Just ask yourself this:

If you were him/her, would you spend the majority of your day looking for a contract for your biggest earner or your smallest earner?

Where do YOU fit on the totem pole?

6. is the basketball agent a former player/coach?

Many basketball agents are former players, allowing for better connections worldwide.

Many basketball agents are former players, allowing for better connections worldwide.

Photo credit:

If you’re worried about what potential connections your basketball agent may have then always consider their past experiences as a professional player and coach. When and where did they play or coach?

Chances are if they, themselves, were in overseas basketball then they’ll know how the industry works but, more importantly, they’ll know clubs and managers throughout the world.


That isn’t to say that an agent who has never played or coached overseas can’t be well-connected.

But it’s much more likely this type of agent will spend years to gain the trust and connections that a former player will have right off the bat.

7. Is being a Basketball agent their fulL- or part-time job?

Much like overseas basketball players, one of the biggest misconceptions for basketball agents is, generally, people view it as a full-time occupation. And while that may be the case for some, many agents aren’t only devoted to basketball.


Often, the majority of basketball agents will wear multiple hats at the same time.

Being a basketball agent is just one piece of the puzzle for them.

For instance:

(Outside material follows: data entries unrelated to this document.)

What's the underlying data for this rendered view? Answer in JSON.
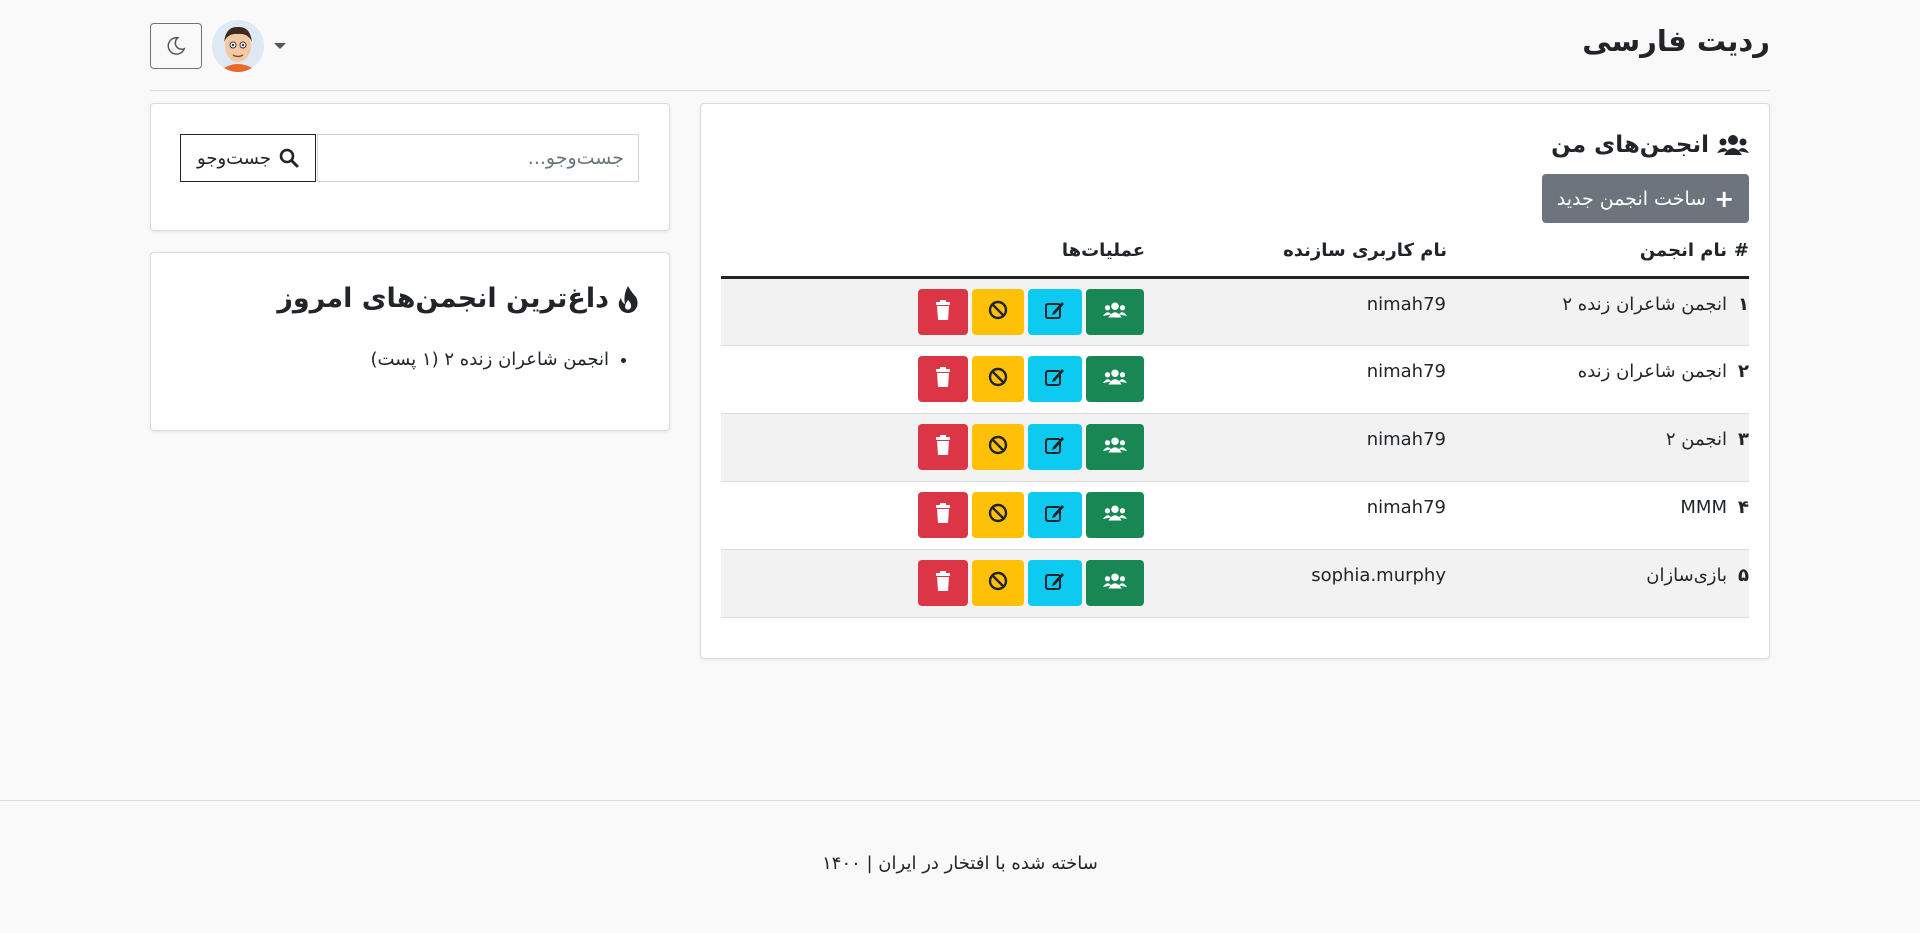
{
  "header": {
    "brand": "ردیت فارسی",
    "theme_icon": "moon-icon",
    "avatar_icon": "avatar-image"
  },
  "main": {
    "title": "انجمن‌های من",
    "title_icon": "users-icon",
    "new_button_label": "ساخت انجمن جدید",
    "columns": [
      "#",
      "نام انجمن",
      "نام کاربری سازنده",
      "عملیات‌ها"
    ],
    "rows": [
      {
        "num": "۱",
        "name": "انجمن شاعران زنده ۲",
        "creator": "nimah79"
      },
      {
        "num": "۲",
        "name": "انجمن شاعران زنده",
        "creator": "nimah79"
      },
      {
        "num": "۳",
        "name": "انجمن ۲",
        "creator": "nimah79"
      },
      {
        "num": "۴",
        "name": "MMM",
        "creator": "nimah79"
      },
      {
        "num": "۵",
        "name": "بازی‌سازان",
        "creator": "sophia.murphy"
      }
    ],
    "colors": {
      "members": "#198754",
      "edit": "#0dcaf0",
      "ban": "#ffc107",
      "delete": "#dc3545",
      "secondary": "#6c757d"
    }
  },
  "search": {
    "placeholder": "جست‌وجو...",
    "button_label": "جست‌وجو"
  },
  "hot": {
    "title": "داغ‌ترین انجمن‌های امروز",
    "icon": "fire-icon",
    "items": [
      "انجمن شاعران زنده ۲ (۱ پست)"
    ]
  },
  "footer": {
    "text": "ساخته شده با افتخار در ایران | ۱۴۰۰"
  }
}
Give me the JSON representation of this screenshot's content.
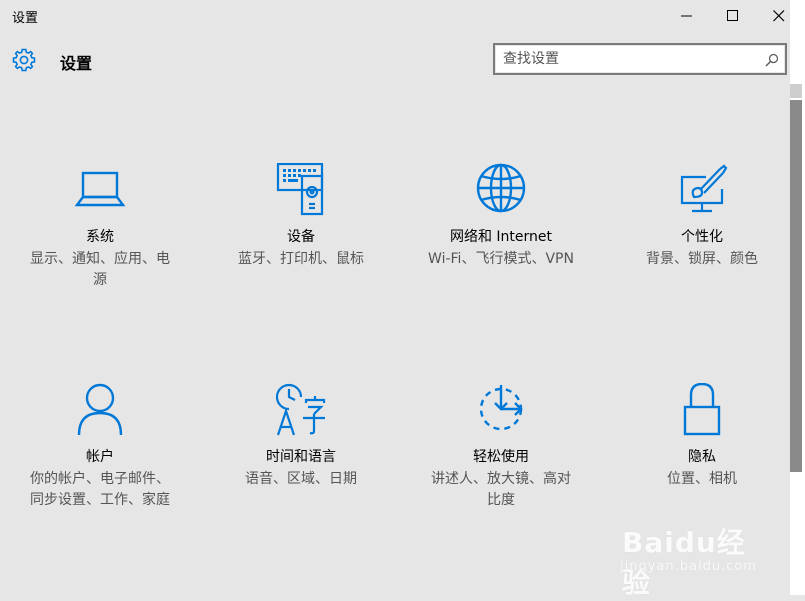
{
  "window": {
    "title": "设置"
  },
  "header": {
    "icon": "gear-icon",
    "title": "设置"
  },
  "search": {
    "placeholder": "查找设置",
    "value": "",
    "icon": "search-icon"
  },
  "tiles": [
    {
      "name": "系统",
      "desc_line1": "显示、通知、应用、电",
      "desc_line2": "源",
      "icon": "laptop-icon"
    },
    {
      "name": "设备",
      "desc_line1": "蓝牙、打印机、鼠标",
      "desc_line2": "",
      "icon": "devices-icon"
    },
    {
      "name": "网络和 Internet",
      "desc_line1": "Wi-Fi、飞行模式、VPN",
      "desc_line2": "",
      "icon": "globe-icon"
    },
    {
      "name": "个性化",
      "desc_line1": "背景、锁屏、颜色",
      "desc_line2": "",
      "icon": "personalization-icon"
    },
    {
      "name": "帐户",
      "desc_line1": "你的帐户、电子邮件、",
      "desc_line2": "同步设置、工作、家庭",
      "icon": "person-icon"
    },
    {
      "name": "时间和语言",
      "desc_line1": "语音、区域、日期",
      "desc_line2": "",
      "icon": "time-language-icon"
    },
    {
      "name": "轻松使用",
      "desc_line1": "讲述人、放大镜、高对",
      "desc_line2": "比度",
      "icon": "ease-of-access-icon"
    },
    {
      "name": "隐私",
      "desc_line1": "位置、相机",
      "desc_line2": "",
      "icon": "lock-icon"
    }
  ],
  "watermark": {
    "text": "Baidu经验",
    "subtext": "jingyan.baidu.com"
  },
  "colors": {
    "accent": "#0078d7",
    "background": "#e6e6e6"
  }
}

I worked with a well-established agent in Toronto who didn’t even consider himself a basketball agent.

He’d always tell me he was a “broker.”

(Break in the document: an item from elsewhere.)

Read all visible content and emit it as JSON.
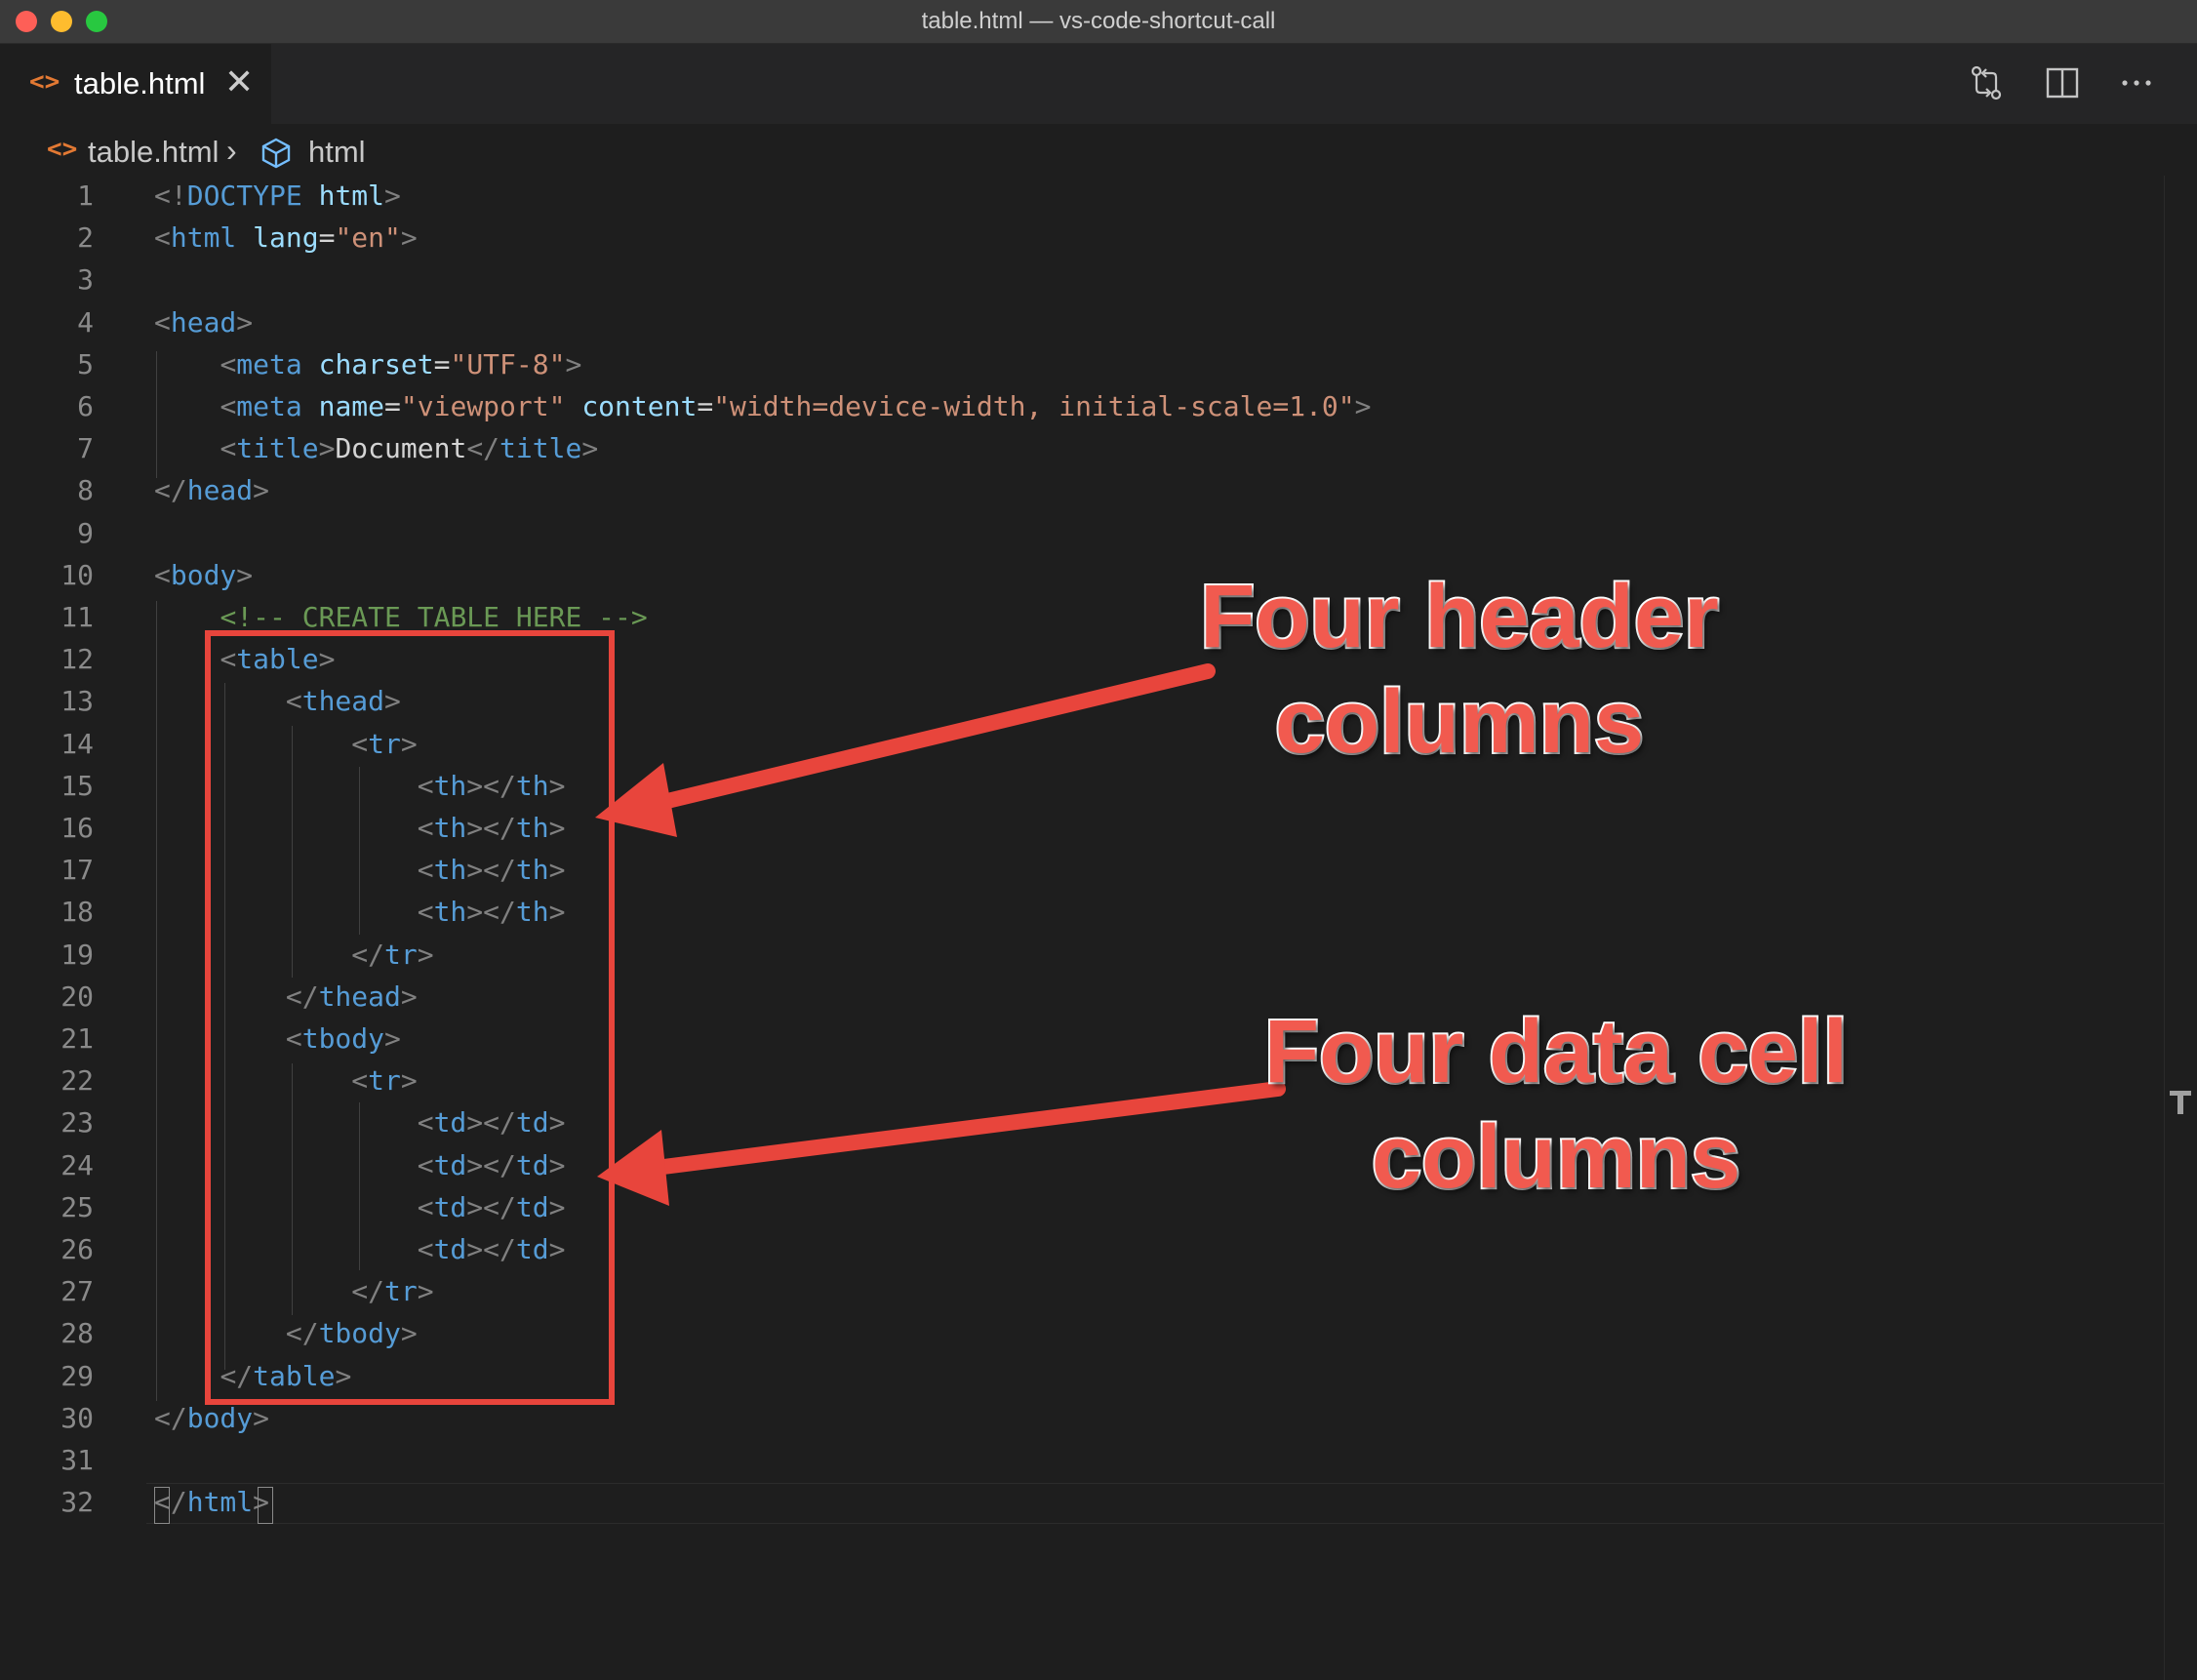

He brokered deals in:

  • Real estate

  • Media & Entertainment

  • Sponsorship deals

  • Pro basketball coaching contracts

  • Pro basketball player contracts

As you can guess, with my low to mid-level salary at the time, he had little time to dedicate to me.

For that reason you have to ask yourself,


If being a real estate agent pays most of their bills then you can guess where he/she will be devoting most of their time.

Are they fully committed to the profession or is this some sort of Jerry Maguire fantasy they are playing out for hobby?

A few signs you’re dealing with an UNSERIOUS AGENT:

  1. No professional website

  2. No personalized business email (they use Yahoo, Gmail or Outlook)

  3. No updated social media outlets

How much do basketball agents make?

The highest-paid basketball agents will always be found in the NBA with some of the highest-earners totaling over $100million in net worth according to a report by International Business Times.

But that is the extreme, it is not uncommon for basketball agents in the lower-levels of professional basketball to be earning no more than a few hundred dollars a year to begin.

So look into this beforehand to see where their earning bracket could potentially land.


So there it is.

If - and that is a big if - you can align yourself with a basketball agent who has actual influence and who suits your needs as a professional player, then you’ve unlocked one of the most powerful ways to excel in overseas basketball.

Good overseas agents can take your career to the next level but before signing with one, make sure they are the right fit with going through these 7 questions.

Are you signed with a basketball agent?
How has your experience been?
I’d love to hear about it in the comment section below!

Jose Colorado, professional basketball player, talks overseas basketball scams.

Jose Colorado is a 6-year professional basketball player helping others achieve their dreams of pro basketball with a proven and tested approach to overseas basketball.